On the second evening in Coventry, we had an open mic Soap Box, where people took to the stage to introduce themselves, what they’re doing and why they were on the ride. I didn’t take the mic myself, but while I was listening to the inspiring and enthusiastic people who did speak, I was thinking “I’m just here to ride and meet people!”

'Let’s be honest, it’s been a really sh*t five years, hasn’t it?'

Don’t get me wrong, I’m completely on board with the aims of the ride – I’ve worked in sustainable energy for 12 years, I don’t own a car, rarely fly or eat meat and have retrofitted my home – but let’s be honest, it’s been a really sh*t five years, hasn’t it? Trump and Brexit, followed immediately by 18 months and counting of COVID (not to mention all the climate related bad news and disasters). It’s hard to maintain your energy levels and motivation when everything around you seems to be going in the wrong direction.
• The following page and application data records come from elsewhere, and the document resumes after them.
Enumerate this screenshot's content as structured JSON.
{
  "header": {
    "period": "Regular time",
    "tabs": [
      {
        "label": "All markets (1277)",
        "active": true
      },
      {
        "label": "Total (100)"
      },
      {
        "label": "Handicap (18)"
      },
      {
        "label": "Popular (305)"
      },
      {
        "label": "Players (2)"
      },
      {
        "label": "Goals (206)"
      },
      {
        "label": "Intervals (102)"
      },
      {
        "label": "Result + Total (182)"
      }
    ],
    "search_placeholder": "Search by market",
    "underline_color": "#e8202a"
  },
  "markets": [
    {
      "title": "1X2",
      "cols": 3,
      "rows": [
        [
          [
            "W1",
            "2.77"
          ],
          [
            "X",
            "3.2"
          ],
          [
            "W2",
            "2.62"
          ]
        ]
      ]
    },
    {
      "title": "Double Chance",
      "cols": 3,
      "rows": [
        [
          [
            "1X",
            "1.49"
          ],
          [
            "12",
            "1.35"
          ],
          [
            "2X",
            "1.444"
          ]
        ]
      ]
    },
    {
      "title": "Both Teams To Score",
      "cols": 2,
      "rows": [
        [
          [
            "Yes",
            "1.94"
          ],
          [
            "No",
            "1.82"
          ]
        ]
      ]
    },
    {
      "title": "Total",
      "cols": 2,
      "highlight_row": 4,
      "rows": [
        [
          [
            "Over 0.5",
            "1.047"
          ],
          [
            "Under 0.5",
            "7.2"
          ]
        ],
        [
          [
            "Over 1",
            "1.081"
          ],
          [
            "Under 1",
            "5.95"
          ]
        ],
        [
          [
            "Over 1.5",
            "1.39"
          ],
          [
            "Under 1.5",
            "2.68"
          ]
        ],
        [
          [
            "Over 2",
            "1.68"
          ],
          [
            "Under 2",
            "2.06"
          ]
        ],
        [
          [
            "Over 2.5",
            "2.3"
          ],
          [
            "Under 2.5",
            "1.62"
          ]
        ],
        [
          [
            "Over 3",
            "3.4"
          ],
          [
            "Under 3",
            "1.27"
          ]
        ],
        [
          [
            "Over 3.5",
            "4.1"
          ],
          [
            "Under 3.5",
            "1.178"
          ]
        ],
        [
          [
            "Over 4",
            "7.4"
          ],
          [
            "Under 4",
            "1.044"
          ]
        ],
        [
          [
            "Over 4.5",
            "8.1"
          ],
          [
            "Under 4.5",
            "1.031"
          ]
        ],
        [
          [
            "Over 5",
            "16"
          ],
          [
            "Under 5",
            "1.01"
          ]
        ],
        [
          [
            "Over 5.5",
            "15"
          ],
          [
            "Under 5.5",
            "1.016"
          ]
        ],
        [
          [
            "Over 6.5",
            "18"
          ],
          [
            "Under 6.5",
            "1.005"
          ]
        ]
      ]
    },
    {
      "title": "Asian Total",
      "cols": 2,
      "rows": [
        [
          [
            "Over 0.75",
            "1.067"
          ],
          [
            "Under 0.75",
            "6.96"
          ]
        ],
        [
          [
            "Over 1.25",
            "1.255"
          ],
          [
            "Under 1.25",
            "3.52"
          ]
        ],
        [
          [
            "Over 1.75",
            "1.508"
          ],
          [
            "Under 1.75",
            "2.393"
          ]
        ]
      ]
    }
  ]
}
I’ve certainly flirted with burnout and in some ways the first lockdown was personally quite a positive experience – long warm days, less travel for work, focusing on simple things like bike rides in the countryside (on empty roads!) and walks in the park. The second lockdown during a long, cold, dark and wet winter was much less fun though!

So my main aims for Ride the Change were a) to have a proper break from work and life – riding for up to 12 hours a day will completely empty your mind of anything other than the beautiful autumn scenery and simply trying to get to your destination before it gets dark! – and b) to learn to be social again with other like-minded and supportive people (the people I met on the ride are the first new people I’ve met since early 2020). I’m happy to say that I achieved both aims, and apart from needing a day or two off to recover from various sores, cuts and bruises, I would have been happy to carry on riding!

'My top tip: focus on the things you can control and don’t let the rest control you. And go for a bike ride.'

I think we need to be very mindful of our mental health, especially in the sustainability sector where people are heavily emotionally invested in what they’re doing and the need to accelerate action. But despite the urgency, it’s a marathon not a sprint (what’s the cycling version of this phrase, “it’s a Tour de France not a 1-day Sportive?”); we will fail if we don’t do enough to address the climate and ecological emergencies, but we will also fail if we collectively burn out. We each need to find ways to deal with the stresses of the Climate Change Age. My top tip: focus on the things you can control and don’t let the rest control you. And go for a bike ride.